- [Problem statement]
Where in the data does the word "name" appear? Find those lines and copy them.

- [Supplied records]

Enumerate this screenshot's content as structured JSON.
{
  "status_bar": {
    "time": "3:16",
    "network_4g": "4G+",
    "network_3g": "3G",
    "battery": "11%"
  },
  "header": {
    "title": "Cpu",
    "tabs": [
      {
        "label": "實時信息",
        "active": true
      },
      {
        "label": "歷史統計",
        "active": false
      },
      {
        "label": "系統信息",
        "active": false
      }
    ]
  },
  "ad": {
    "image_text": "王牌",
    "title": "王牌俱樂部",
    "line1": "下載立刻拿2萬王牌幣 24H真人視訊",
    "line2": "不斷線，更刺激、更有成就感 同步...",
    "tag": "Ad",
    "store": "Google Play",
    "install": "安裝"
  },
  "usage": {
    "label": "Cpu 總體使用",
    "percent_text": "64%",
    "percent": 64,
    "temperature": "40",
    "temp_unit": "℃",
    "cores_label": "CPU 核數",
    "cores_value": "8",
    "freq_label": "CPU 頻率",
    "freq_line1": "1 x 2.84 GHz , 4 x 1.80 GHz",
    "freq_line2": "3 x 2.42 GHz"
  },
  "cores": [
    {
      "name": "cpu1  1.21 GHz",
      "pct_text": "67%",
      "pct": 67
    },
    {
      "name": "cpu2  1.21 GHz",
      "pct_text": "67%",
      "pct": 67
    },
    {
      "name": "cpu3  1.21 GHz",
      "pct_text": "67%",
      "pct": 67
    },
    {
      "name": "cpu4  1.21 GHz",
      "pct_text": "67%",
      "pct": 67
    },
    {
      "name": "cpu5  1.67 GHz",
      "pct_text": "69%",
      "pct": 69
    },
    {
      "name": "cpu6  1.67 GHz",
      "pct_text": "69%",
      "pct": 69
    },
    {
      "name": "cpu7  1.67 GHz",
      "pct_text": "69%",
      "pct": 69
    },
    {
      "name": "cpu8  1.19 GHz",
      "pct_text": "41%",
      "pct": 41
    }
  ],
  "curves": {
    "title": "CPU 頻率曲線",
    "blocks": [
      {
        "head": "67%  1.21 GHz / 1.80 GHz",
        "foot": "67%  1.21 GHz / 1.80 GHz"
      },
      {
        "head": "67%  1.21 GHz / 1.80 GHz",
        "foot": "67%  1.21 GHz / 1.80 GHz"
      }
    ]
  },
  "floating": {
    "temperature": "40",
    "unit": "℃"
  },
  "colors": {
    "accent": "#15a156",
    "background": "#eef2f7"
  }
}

- [Result below]
      "name": "cpu1  1.21 GHz",
      "name": "cpu2  1.21 GHz",
      "name": "cpu3  1.21 GHz",
      "name": "cpu4  1.21 GHz",
      "name": "cpu5  1.67 GHz",
      "name": "cpu6  1.67 GHz",
      "name": "cpu7  1.67 GHz",
      "name": "cpu8  1.19 GHz",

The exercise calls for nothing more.